Natasha Jade is a travel inspired commission artist based in East London. She graduated from Sussex University with a degree in Mathematics (BSc). After doing a degree which was not particularly inspiring to her, she was determined to make a living out of doing something that stimulated her creatively and gave her immense pleasure and satisfaction.
1. How did you get to where you are right now as an artist?
I sold my first painting at the age of 15, and since then I have always had commissions from friends or friends of friends. At university, throughout my whole degree, I painted whenever I had a spare moment, finishing commissions on holidays and at weekends. After uni I went to India and Nepal for a year and a half. During this time I would paint as I travelled and send the paintings back to my Mum in London. She would then sell the paintings which funded my travels! When I came back to London, I wasn't quite sure what to do, so I decided to get a studio in Hackney and carry on painting. One commission led to another. I formed a collective with two new friends I met at Hackney Downs Studios and we put on a big pop-up exhibition in Mayfair. Since then I have sold over 50 paintings and launched my own product line!
2. Do you think it is important to have a formal education in order to be an artist?
As someone who studied Mathematics as their degree, I think it’s useful to have a formal education but you don’t necessary have to study art to be an artist. I always felt that being an artist was something that was a part of me, so I wanted to study something completely different instead. Even though my degree was far from easy and I can’t say I enjoyed it all of the time, in retrospect I do think it has really helped me to combine art with business.
3. Describe a typical day for you.
I wake up at 5:30am, I have a cup of Oolong tea (in a bowl!) and then I travel to my yoga studio for 6:15am where I practice with my teacher daily. I then come home, have a superfood smoothie and cycle to the studio for 9am. I usually spend the first hour catching up on emails, then depending on which projects I have on, or who from my team is in the studio, I immerse myself in a project until about 1pm. We usually have lunch as a team until 2pm, I make more tea after lunch (this time in a mug!) and then work until about 6:30pm.
4. Who or what inspires you?
In terms of art and creativity, I am hugely inspired by Niki de Saint Phalle who creates amazing vibrant sculptures using a wide variety of mixed materials.
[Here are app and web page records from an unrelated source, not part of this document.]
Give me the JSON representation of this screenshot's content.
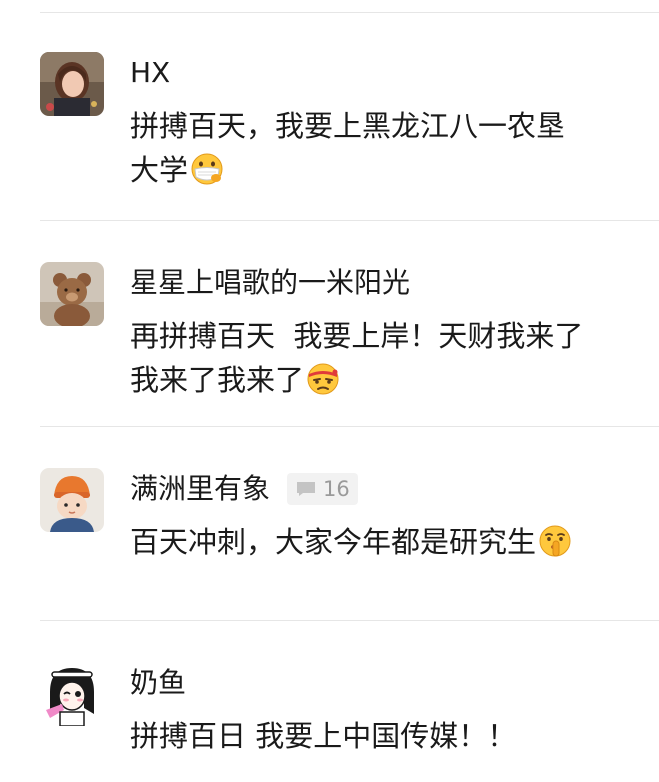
{
  "comments": [
    {
      "username": "HX",
      "text_line1": "拼搏百天，我要上黑龙江八一农垦",
      "text_line2": "大学",
      "emoji": "face-with-medical-mask",
      "avatar": "girl-photo-avatar"
    },
    {
      "username": "星星上唱歌的一米阳光",
      "text_line1": "再拼搏百天  我要上岸！天财我来了",
      "text_line2": "我来了我来了",
      "emoji": "face-with-headband-determined",
      "avatar": "teddy-bear-avatar"
    },
    {
      "username": "满洲里有象",
      "reply_count": "16",
      "text_line1": "百天冲刺，大家今年都是研究生",
      "emoji": "shushing-face",
      "avatar": "baby-orange-hat-avatar"
    },
    {
      "username": "奶鱼",
      "text_line1": "拼搏百日 我要上中国传媒！！",
      "avatar": "cartoon-girl-avatar"
    }
  ],
  "colors": {
    "divider": "#e6e6e6",
    "text": "#1a1a1a",
    "badge_bg": "#f2f2f2",
    "badge_text": "#9a9a9a"
  }
}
I spent much of my childhood summers getting lost in her sculpture garden in Tuscany.
5. How do you get clients?
Most of my commissions come through recommendations, however, if I think a certain company may be interested in a corporate commission I approach them and quite often they go ahead. In terms of my products, I have a wonderful sales assistant who spends lots of time searching the London streets to scout and approach potential stockists. We also have stands at trade shows and consumer fairs as well as having regular open studios.
6. What has been the highlight of your career as an artist so far?
One of the highlights of my career was when I had to do a really scary pitch/presentation to top businessmen. After the presentation, one of them gave some amazing feedback and said that my presentation stood out as exceptional! Another of my highlights was when I was commissioned by a law firm in Central London to create a painting of their Soho Street. The painting is on display in their shop window and people often send me photos of them standing beside it!
7. Have you had any career disappointments as an artist? If yes, how did you overcome them?
Often I have months that are tricky financially, other times it can disappointing when a shop we have pitched to doesn’t make an order, for whatever reason. But these difficult times always push me to make changes to the way I’m doing things, to make improvements, or change direction which often turns out to be a blessing as it opens up new opportunities.
8. What is your dream art project?
My dream project would be to create a massive New York cityscape for a big corporate firm with massive white walls!
9. Do you have any advice for any emerging or aspiring artists?
My advice to emerging artists would be to strike a good balance between business and creativity as I think both are equally important and benefit one another. I would also say – don’t give up when things get tough, as often something really good is just around the corner. I’ve had so many ups and downs that I’ve started to see a pattern! I would also recommend surrounding yourself with creative people who are working hard and doing inspiring things as you learn so much from people around you.
10. What's next for you?
I’ve been doing a lot of corporate commissions and I’m hoping to get my new product range into some well known high street stores. I’m also aiming to introduce a new exciting product into my range next year!